Mary Cablk

Dr. Mary E. Cablk is an Emeritus Faculty at DRI. She is an expert in detection and systems. In her research she draws upon knowledge from multiple fields such as olfaction, analytical chemistry, learning, cognitive and industrial/occupational psychology, forensics, spatial analysis, pattern analysis, and image processing. Her interests focus on transforming qualitative observation into quantitative data and combining multiple input data types to solve complex challenges related to detection, in a field setting. Her research and expertise has taken her around the world where she has addressed audiences and worked with colleagues on landmine detection, wildlife detection, recovery of human remains, and search and rescue, among others. She works closely with relevant agencies and organizations on development and implementation of credentialing and standards for canine teams in a variety of disciplines. Dr. Cablk has been instrumental in developing a Ph.D. program in forensic anthropology at the University of Nevada Reno, where she is an adjunct professor and mentors graduate students. She is an auxiliary deputy with several county Sheriff Offices in the State of Nevada and is a resource to the State of California Governor’s Office of Emergency Services.
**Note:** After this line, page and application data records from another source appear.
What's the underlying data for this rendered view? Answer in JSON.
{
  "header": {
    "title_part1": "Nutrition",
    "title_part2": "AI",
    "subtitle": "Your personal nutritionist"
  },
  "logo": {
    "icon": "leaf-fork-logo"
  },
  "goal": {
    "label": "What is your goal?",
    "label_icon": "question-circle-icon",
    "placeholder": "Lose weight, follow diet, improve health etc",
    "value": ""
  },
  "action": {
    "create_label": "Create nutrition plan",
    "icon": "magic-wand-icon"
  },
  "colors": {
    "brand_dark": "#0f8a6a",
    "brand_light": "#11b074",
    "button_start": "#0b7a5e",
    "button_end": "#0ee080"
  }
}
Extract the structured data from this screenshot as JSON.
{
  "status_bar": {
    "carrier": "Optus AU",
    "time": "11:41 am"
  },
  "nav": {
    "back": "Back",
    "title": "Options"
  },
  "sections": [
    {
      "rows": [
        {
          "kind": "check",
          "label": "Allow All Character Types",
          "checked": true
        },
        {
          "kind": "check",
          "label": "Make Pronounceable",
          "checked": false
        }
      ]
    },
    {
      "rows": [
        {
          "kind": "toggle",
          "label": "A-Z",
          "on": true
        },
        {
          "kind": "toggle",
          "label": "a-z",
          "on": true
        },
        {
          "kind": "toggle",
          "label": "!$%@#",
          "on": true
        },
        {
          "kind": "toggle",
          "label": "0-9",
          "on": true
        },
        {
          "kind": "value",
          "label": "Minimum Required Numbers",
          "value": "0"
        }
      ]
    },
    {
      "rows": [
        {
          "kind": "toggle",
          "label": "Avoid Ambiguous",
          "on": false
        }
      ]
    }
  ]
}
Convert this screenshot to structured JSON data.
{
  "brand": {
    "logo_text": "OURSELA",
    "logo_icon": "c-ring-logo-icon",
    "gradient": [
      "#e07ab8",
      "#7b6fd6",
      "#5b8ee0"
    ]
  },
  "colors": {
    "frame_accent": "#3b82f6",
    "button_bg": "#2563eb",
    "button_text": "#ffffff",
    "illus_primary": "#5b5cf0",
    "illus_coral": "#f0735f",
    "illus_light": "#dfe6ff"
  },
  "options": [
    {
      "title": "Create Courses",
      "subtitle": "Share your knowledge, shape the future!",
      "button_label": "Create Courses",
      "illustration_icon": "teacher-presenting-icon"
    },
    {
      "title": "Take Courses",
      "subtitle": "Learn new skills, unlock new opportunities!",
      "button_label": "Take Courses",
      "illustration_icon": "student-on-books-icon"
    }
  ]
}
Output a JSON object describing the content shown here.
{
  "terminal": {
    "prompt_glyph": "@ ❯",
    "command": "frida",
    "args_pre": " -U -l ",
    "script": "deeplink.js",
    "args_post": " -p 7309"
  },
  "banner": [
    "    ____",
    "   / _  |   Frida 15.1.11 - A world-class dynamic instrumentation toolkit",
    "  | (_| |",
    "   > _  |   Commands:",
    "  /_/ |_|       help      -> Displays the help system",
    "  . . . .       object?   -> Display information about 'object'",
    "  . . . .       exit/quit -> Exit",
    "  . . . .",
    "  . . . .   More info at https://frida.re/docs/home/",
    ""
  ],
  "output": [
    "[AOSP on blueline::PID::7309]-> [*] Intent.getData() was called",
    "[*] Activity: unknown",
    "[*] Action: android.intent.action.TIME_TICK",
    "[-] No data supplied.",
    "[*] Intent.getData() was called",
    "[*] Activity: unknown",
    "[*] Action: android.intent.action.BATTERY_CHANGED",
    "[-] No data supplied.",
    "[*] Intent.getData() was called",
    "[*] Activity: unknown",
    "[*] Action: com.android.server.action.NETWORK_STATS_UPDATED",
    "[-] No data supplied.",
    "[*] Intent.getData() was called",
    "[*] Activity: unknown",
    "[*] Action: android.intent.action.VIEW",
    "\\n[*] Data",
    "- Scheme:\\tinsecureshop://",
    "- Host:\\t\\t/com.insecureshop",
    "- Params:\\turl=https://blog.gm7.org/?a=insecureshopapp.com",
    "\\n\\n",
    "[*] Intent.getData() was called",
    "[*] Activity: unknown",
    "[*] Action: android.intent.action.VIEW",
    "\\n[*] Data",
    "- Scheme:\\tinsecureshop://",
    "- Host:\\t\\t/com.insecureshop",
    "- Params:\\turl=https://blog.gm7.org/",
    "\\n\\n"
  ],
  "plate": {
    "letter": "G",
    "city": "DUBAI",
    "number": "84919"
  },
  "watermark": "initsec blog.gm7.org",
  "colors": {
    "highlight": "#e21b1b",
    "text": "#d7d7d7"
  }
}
Expert in remote sensing including olfaction and optical. Uses quantitative methods from multiple input data types to conduct scientific analyses related to detection, including spatial analyses.